In this extraordinarily moving memoir about grief, mental illness, and the bonds of family, a writer delves into the tragedy of his mother’s violent death at the hands of his brother who struggled with schizophrenia. Perfect for fans of An Unquiet Mind and The Bright Hour.
Vince Granata remembers standing in front of his suburban home in Connecticut the day his mother and father returned from the hospital with his three new siblings in tow. He had just finished scrawling their names in orange chalk on the driveway: Christopher,Timothy,and Elizabeth.
Twenty-three years later, Vince was a thousand miles away when he received shocking news that would change his life—his younger brother, Tim, propelled by unchecked schizophrenia, had killed their mother in their childhood home. Not only devastated by the grief of losing his mother, Vince is consumed by the act itself, so incomprehensible that it overshadows every happy memory of life growing up in a seemingly idyllic middle-class family.

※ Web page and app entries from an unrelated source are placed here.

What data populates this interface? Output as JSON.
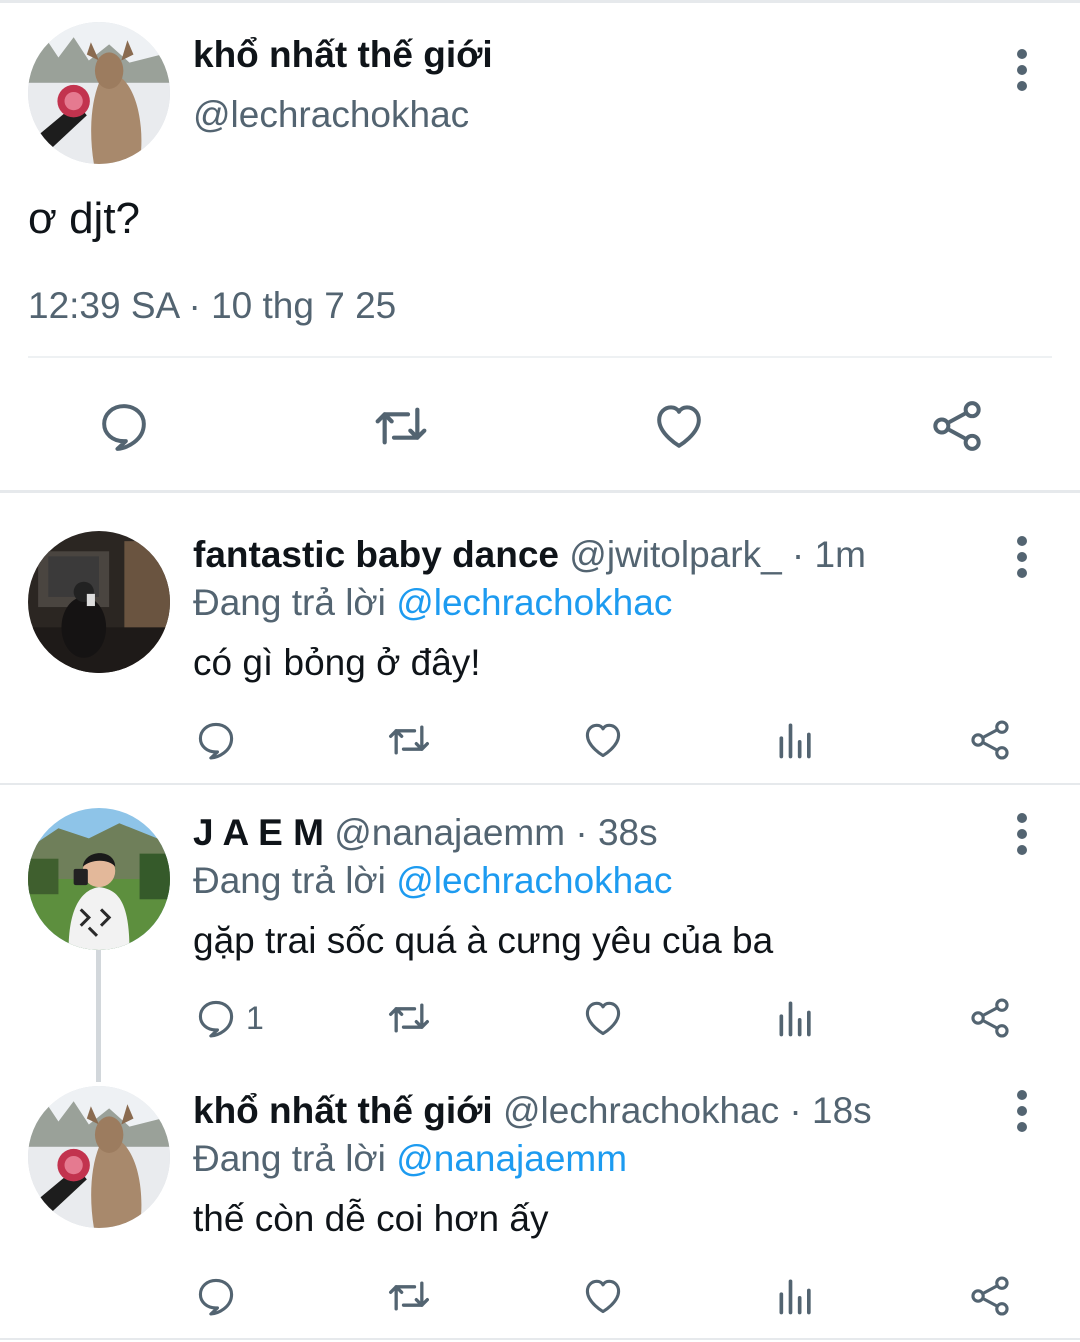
{
  "main_tweet": {
    "display_name": "khổ nhất thế giới",
    "handle": "@lechrachokhac",
    "text": "ơ djt?",
    "timestamp": "12:39 SA · 10 thg 7 25",
    "actions": [
      "reply-icon",
      "retweet-icon",
      "like-icon",
      "share-icon"
    ]
  },
  "replies": [
    {
      "display_name": "fantastic baby dance",
      "handle": "@jwitolpark_",
      "time": " · 1m",
      "replying_prefix": "Đang trả lời ",
      "replying_to": "@lechrachokhac",
      "text": "có gì bỏng ở đây!",
      "reply_count": ""
    },
    {
      "display_name": "J A E M",
      "handle": "@nanajaemm",
      "time": " · 38s",
      "replying_prefix": "Đang trả lời ",
      "replying_to": "@lechrachokhac",
      "text": "gặp trai sốc quá à cưng yêu của ba",
      "reply_count": "1"
    },
    {
      "display_name": "khổ nhất thế giới",
      "handle": "@lechrachokhac",
      "time": " · 18s",
      "replying_prefix": "Đang trả lời ",
      "replying_to": "@nanajaemm",
      "text": "thế còn dễ coi hơn ấy",
      "reply_count": ""
    }
  ],
  "colors": {
    "text": "#0f1419",
    "secondary": "#536471",
    "link": "#1d9bf0",
    "divider": "#e6e9ec"
  }
}
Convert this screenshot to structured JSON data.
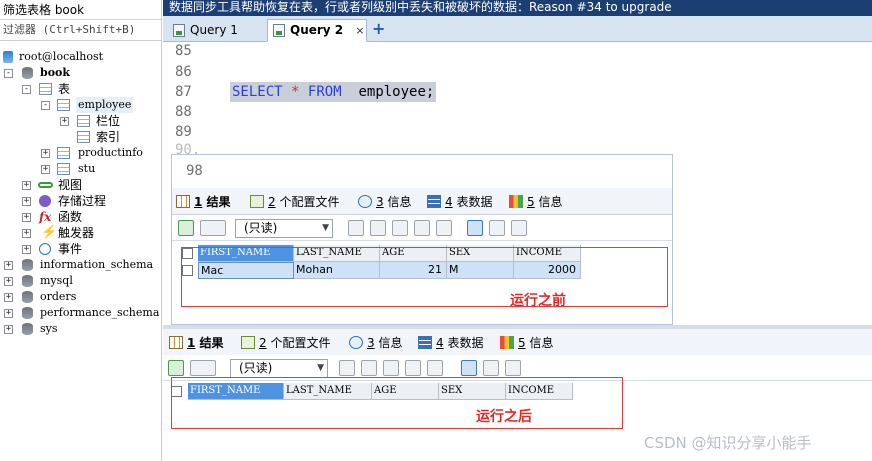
{
  "window": {
    "left_title": "筛选表格 book",
    "filter_placeholder": "过滤器 (Ctrl+Shift+B)",
    "top_message": "数据同步工具帮助恢复在表，行或者列级别中丢失和被破坏的数据：Reason #34 to upgrade"
  },
  "tree": {
    "connection": "root@localhost",
    "db_book": "book",
    "tables_folder": "表",
    "employee": "employee",
    "columns": "栏位",
    "indexes": "索引",
    "productinfo": "productinfo",
    "stu": "stu",
    "views": "视图",
    "procedures": "存储过程",
    "functions": "函数",
    "triggers": "触发器",
    "events": "事件",
    "other_dbs": [
      "information_schema",
      "mysql",
      "orders",
      "performance_schema",
      "sys"
    ]
  },
  "query_tabs": [
    {
      "label": "Query 1"
    },
    {
      "label": "Query 2",
      "close": "×"
    }
  ],
  "add_tab": "+",
  "editor": {
    "line_numbers": [
      "85",
      "86",
      "87",
      "88",
      "89",
      "90,",
      "98"
    ],
    "code": {
      "kw1": "SELECT",
      "star": "*",
      "kw2": "FROM",
      "rest": "  employee;"
    }
  },
  "result_tabs": [
    {
      "num": "1",
      "label": " 结果"
    },
    {
      "num": "2",
      "label": " 个配置文件"
    },
    {
      "num": "3",
      "label": " 信息"
    },
    {
      "num": "4",
      "label": " 表数据"
    },
    {
      "num": "5",
      "label": " 信息"
    }
  ],
  "readonly_label": "(只读)",
  "columns": [
    "FIRST_NAME",
    "LAST_NAME",
    "AGE",
    "SEX",
    "INCOME"
  ],
  "row_before": {
    "first_name": "Mac",
    "last_name": "Mohan",
    "age": "21",
    "sex": "M",
    "income": "2000"
  },
  "annotations": {
    "before": "运行之前",
    "after": "运行之后"
  },
  "watermark": "CSDN @知识分享小能手"
}
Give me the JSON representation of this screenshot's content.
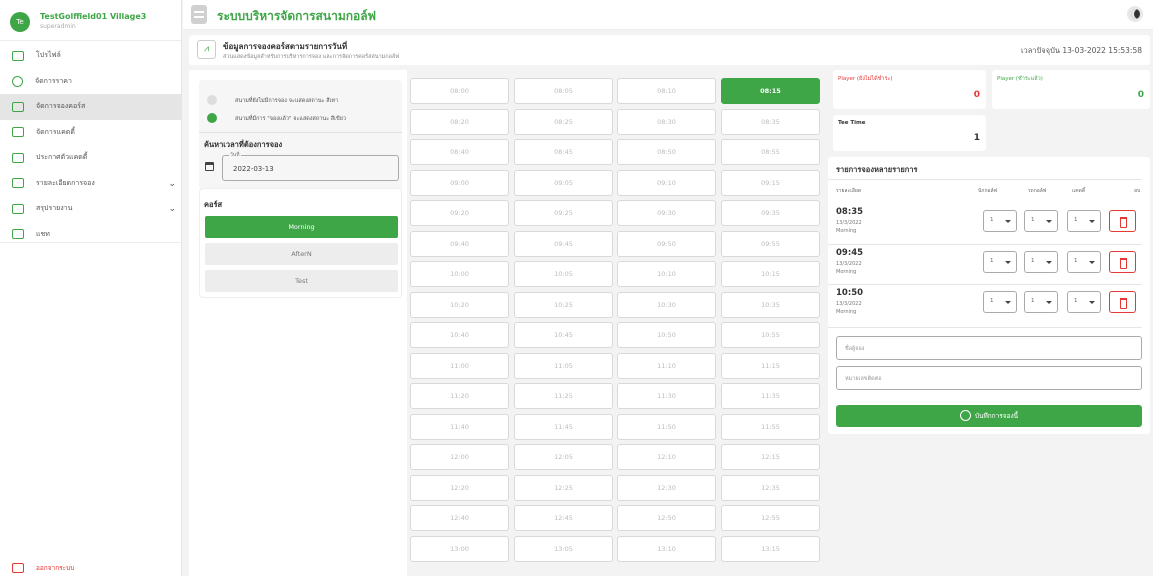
{
  "user": {
    "initials": "Te",
    "name": "TestGolffield01 Village3",
    "role": "superadmin"
  },
  "nav": [
    {
      "label": "โปรไฟล์",
      "icon": "profile-icon"
    },
    {
      "label": "จัดการราคา",
      "icon": "price-icon"
    },
    {
      "label": "จัดการจองคอร์ส",
      "icon": "chart-icon",
      "active": true
    },
    {
      "label": "จัดการแคดดี้",
      "icon": "caddie-icon"
    },
    {
      "label": "ประกาศตัวแคดดี้",
      "icon": "announce-icon"
    },
    {
      "label": "รายละเอียดการจอง",
      "icon": "list-icon",
      "expandable": true
    },
    {
      "label": "สรุปรายงาน",
      "icon": "report-icon",
      "expandable": true
    },
    {
      "label": "แชท",
      "icon": "chat-icon"
    }
  ],
  "logout_label": "ออกจากระบบ",
  "app_title": "ระบบบริหารจัดการสนามกอล์ฟ",
  "header": {
    "title": "ข้อมูลการจองคอร์สตามรายการวันที่",
    "subtitle": "ส่วนแสดงข้อมูลสำหรับการบริหารการจอง และการจัดการคอร์สสนามกอล์ฟ",
    "time": "เวลาปัจจุบัน 13-03-2022 15:53:58"
  },
  "legend": {
    "available": "สนามที่ยังไม่มีการจอง จะแสดงสถานะ สีเทา",
    "booked": "สนามที่มีการ \"จองแล้ว\" จะแสดงสถานะ สีเขียว"
  },
  "search": {
    "label": "ค้นหาเวลาที่ต้องการจอง",
    "date_legend": "วันที่",
    "date_value": "2022-03-13"
  },
  "course": {
    "title": "คอร์ส",
    "options": [
      "Morning",
      "AfterN",
      "Test"
    ],
    "selected": "Morning"
  },
  "slots": [
    "08:00",
    "08:05",
    "08:10",
    "08:15",
    "08:20",
    "08:25",
    "08:30",
    "08:35",
    "08:40",
    "08:45",
    "08:50",
    "08:55",
    "09:00",
    "09:05",
    "09:10",
    "09:15",
    "09:20",
    "09:25",
    "09:30",
    "09:35",
    "09:40",
    "09:45",
    "09:50",
    "09:55",
    "10:00",
    "10:05",
    "10:10",
    "10:15",
    "10:20",
    "10:25",
    "10:30",
    "10:35",
    "10:40",
    "10:45",
    "10:50",
    "10:55",
    "11:00",
    "11:05",
    "11:10",
    "11:15",
    "11:20",
    "11:25",
    "11:30",
    "11:35",
    "11:40",
    "11:45",
    "11:50",
    "11:55",
    "12:00",
    "12:05",
    "12:10",
    "12:15",
    "12:20",
    "12:25",
    "12:30",
    "12:35",
    "12:40",
    "12:45",
    "12:50",
    "12:55",
    "13:00",
    "13:05",
    "13:10",
    "13:15"
  ],
  "selected_slot": "08:15",
  "stats": {
    "player_unpaid": {
      "label": "Player (ยังไม่ได้ชำระ)",
      "value": "0"
    },
    "player_paid": {
      "label": "Player (ชำระแล้ว)",
      "value": "0"
    },
    "tee_time": {
      "label": "Tee Time",
      "value": "1"
    }
  },
  "reservations": {
    "title": "รายการจองหลายรายการ",
    "headers": [
      "รายละเอียด",
      "นักกอล์ฟ",
      "รถกอล์ฟ",
      "แคดดี้",
      "ลบ"
    ],
    "rows": [
      {
        "time": "08:35",
        "date": "13/3/2022",
        "course": "Morning",
        "golfer": "1",
        "cart": "1",
        "caddie": "1"
      },
      {
        "time": "09:45",
        "date": "13/3/2022",
        "course": "Morning",
        "golfer": "1",
        "cart": "1",
        "caddie": "1"
      },
      {
        "time": "10:50",
        "date": "13/3/2022",
        "course": "Morning",
        "golfer": "1",
        "cart": "1",
        "caddie": "1"
      }
    ],
    "name_placeholder": "ชื่อผู้จอง",
    "phone_placeholder": "หมายเลขติดต่อ",
    "save_label": "บันทึกการจองนี้"
  },
  "colors": {
    "brand": "#3fa648",
    "danger": "#e53935"
  }
}
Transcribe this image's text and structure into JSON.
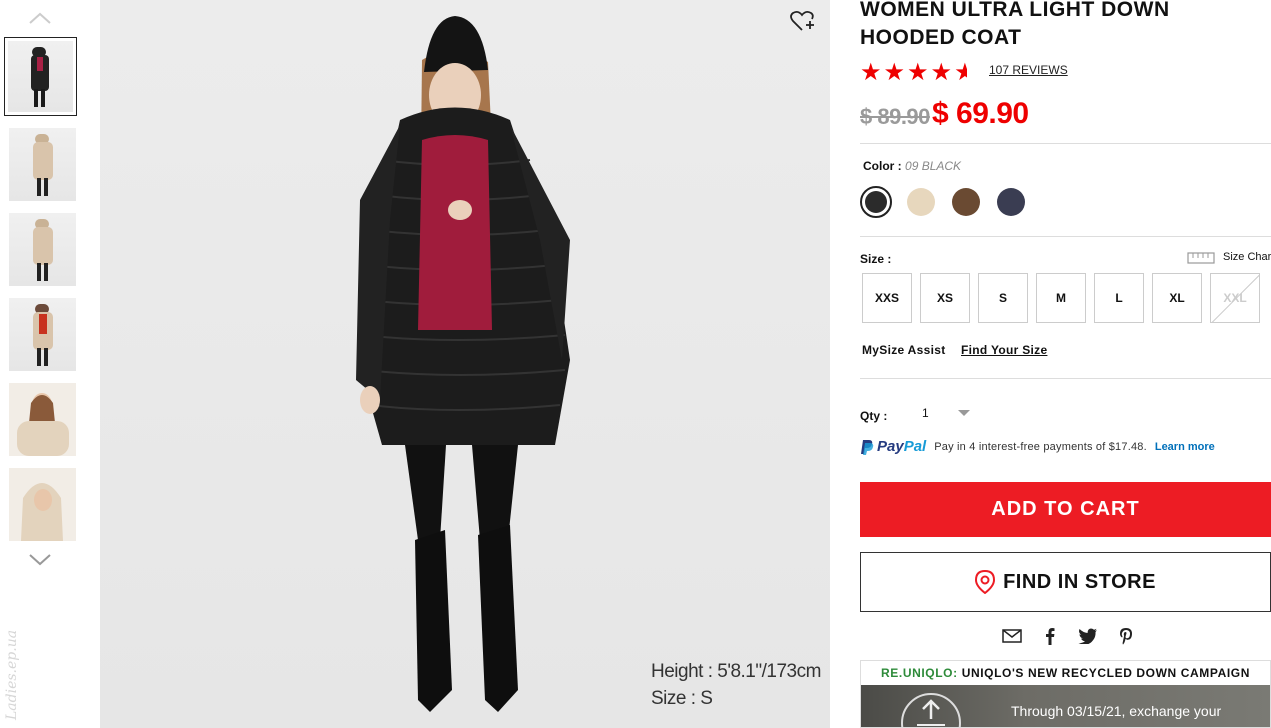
{
  "gallery": {
    "thumbnails": [
      {
        "label": "thumb-1",
        "color": "#1a1a1a"
      },
      {
        "label": "thumb-2",
        "color": "#d9c4ab"
      },
      {
        "label": "thumb-3",
        "color": "#d9c4ab"
      },
      {
        "label": "thumb-4",
        "color": "#1a1a1a"
      },
      {
        "label": "thumb-5",
        "color": "#e3d3bd"
      },
      {
        "label": "thumb-6",
        "color": "#e3d3bd"
      }
    ],
    "watermark": "Ladies.ep.ua"
  },
  "main_image": {
    "model_height": "Height : 5'8.1\"/173cm",
    "model_size": "Size : S"
  },
  "product": {
    "title_line1": "WOMEN ULTRA LIGHT DOWN",
    "title_line2": "HOODED COAT",
    "rating": 4.5,
    "reviews": "107 REVIEWS",
    "price_old": "$ 89.90",
    "price_new": "$ 69.90",
    "color_label": "Color :",
    "color_value": "09 BLACK",
    "swatches": [
      "#2b2b2b",
      "#e7d7bd",
      "#6a4a32",
      "#3a3d52"
    ],
    "size_label": "Size :",
    "size_chart": "Size Chart",
    "sizes": [
      "XXS",
      "XS",
      "S",
      "M",
      "L",
      "XL",
      "XXL"
    ],
    "mysize_label": "MySize Assist",
    "find_size": "Find Your Size",
    "qty_label": "Qty :",
    "qty_value": "1",
    "paypal_brand_a": "Pay",
    "paypal_brand_b": "Pal",
    "paypal_text": "Pay in 4 interest-free payments of $17.48.",
    "paypal_learn": "Learn more",
    "add_to_cart": "ADD TO CART",
    "find_in_store": "FIND IN STORE"
  },
  "campaign": {
    "brand": "RE.UNIQLO:",
    "title": "UNIQLO'S NEW RECYCLED DOWN CAMPAIGN",
    "text": "Through 03/15/21, exchange your"
  },
  "colors": {
    "accent_red": "#ed1c24",
    "star_red": "#e00000",
    "campaign_green": "#2e8b3a"
  }
}
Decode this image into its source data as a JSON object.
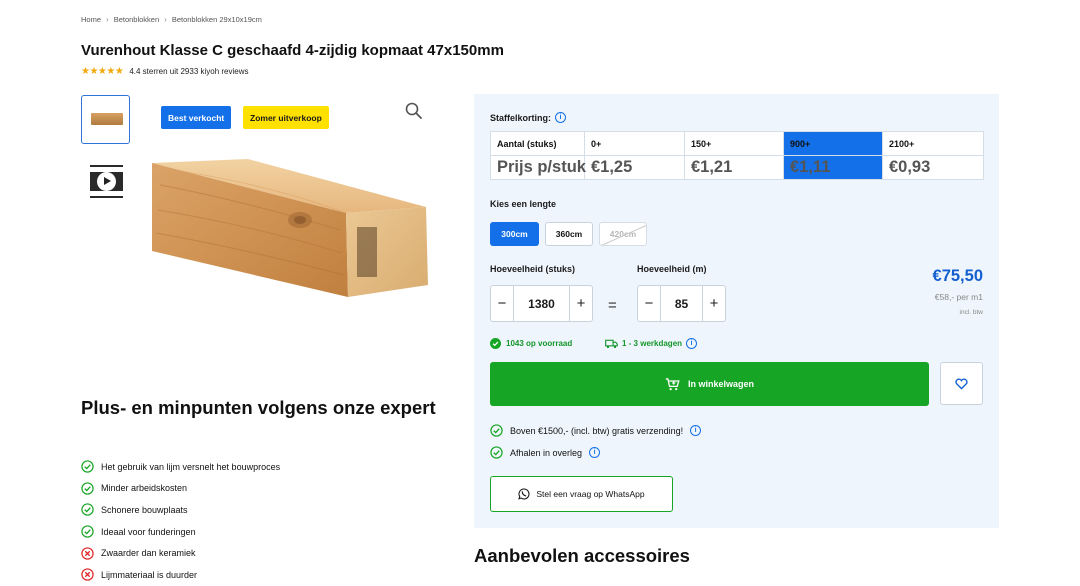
{
  "breadcrumb": {
    "items": [
      "Home",
      "Betonblokken",
      "Betonblokken 29x10x19cm"
    ],
    "separator": "›"
  },
  "product": {
    "title": "Vurenhout Klasse C geschaafd 4-zijdig kopmaat 47x150mm",
    "rating_text": "4.4 sterren uit 2933 kiyoh reviews",
    "rating_value": 4.4,
    "rating_max": 5,
    "badges": [
      "Best verkocht",
      "Zomer uitverkoop"
    ]
  },
  "expert": {
    "heading": "Plus- en minpunten volgens onze expert",
    "items": [
      {
        "type": "plus",
        "text": "Het gebruik van lijm versnelt het bouwproces"
      },
      {
        "type": "plus",
        "text": "Minder arbeidskosten"
      },
      {
        "type": "plus",
        "text": "Schonere bouwplaats"
      },
      {
        "type": "plus",
        "text": "Ideaal voor funderingen"
      },
      {
        "type": "min",
        "text": "Zwaarder dan keramiek"
      },
      {
        "type": "min",
        "text": "Lijmmateriaal is duurder"
      }
    ]
  },
  "staffel": {
    "heading": "Staffelkorting:",
    "row_header": "Aantal (stuks)",
    "price_header": "Prijs p/stuk",
    "tiers": [
      "0+",
      "150+",
      "900+",
      "2100+"
    ],
    "prices": [
      "€1,25",
      "€1,21",
      "€1,11",
      "€0,93"
    ],
    "selected_index": 2
  },
  "length": {
    "heading": "Kies een lengte",
    "options": [
      "300cm",
      "360cm",
      "420cm"
    ],
    "selected": "300cm",
    "unavailable": "420cm"
  },
  "quantity": {
    "pieces_label": "Hoeveelheid (stuks)",
    "pieces_value": "1380",
    "meters_label": "Hoeveelheid (m)",
    "meters_value": "85",
    "minus": "−",
    "plus": "+",
    "equals": "="
  },
  "pricing": {
    "total": "€75,50",
    "per_meter": "€58,- per m1",
    "vat_note": "incl. btw"
  },
  "availability": {
    "stock": "1043 op voorraad",
    "delivery": "1 - 3 werkdagen"
  },
  "actions": {
    "cart_label": "In winkelwagen",
    "whatsapp_label": "Stel een vraag op WhatsApp"
  },
  "perks": [
    "Boven €1500,- (incl. btw) gratis verzending!",
    "Afhalen in overleg"
  ],
  "accessories_heading": "Aanbevolen accessoires",
  "colors": {
    "accent": "#1470e8",
    "cta": "#16a524",
    "badge_yellow": "#ffe100",
    "price": "#1460d0",
    "panel": "#eef5fc",
    "danger": "#e02424"
  },
  "icons": {
    "zoom": "search-icon",
    "cart": "cart-icon",
    "wishlist": "heart-icon",
    "whatsapp": "whatsapp-icon",
    "info": "info-icon",
    "check": "check-circle-icon",
    "cross": "cross-circle-icon",
    "truck": "truck-icon",
    "play": "play-icon"
  }
}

In an extraordinary feat of willpower, he decides to examine the disease that irrecoverably changed his family’s destiny and piece together his brother’s story. In this vibrant combination of personal memoir and journalism, Vince begins the painstaking process of recovering the image of his remarkable mother and salvaging the love for his brother as he faces trial for their mother’s murder.
Written in stark, precise, and beautiful prose, Everything Is Fine is a powerful and reaffirming portrait of loss and forgiveness.
Vince Granata received his BA in history from Yale University and his MFA in creative writing from American University. He has received fellowships from the Bread Loaf Writer’s Conference, Virginia Center for the Creative Arts, Brush Creek Foundation for the Arts, the I-Park Foundation, and the Ucross Foundation, and residencies from PLAYA and the MacDowell Colony. His work has appeared in The Massachusetts Review, The Chattahoochee Review, and Fourth Genre, and has been nominated for a Pushcart Prize and listed as Notable in Best American Essays 2018.
"Although he writes of an unimaginable family tragedy, Vincent Granata’s Everything is Fine reads like a testament to life itself. Suffused with emotional depth and intellectual inquiry, this is a writer pushing the very limits of what language and love can capture: the suffering, certainly, but more so the astonishing power of forgiveness and survival. This book will never leave you.” —Rachel Louise Snyder, author of No Visible Bruises: What We Don’t Know About Domestic Violence Can Kill Us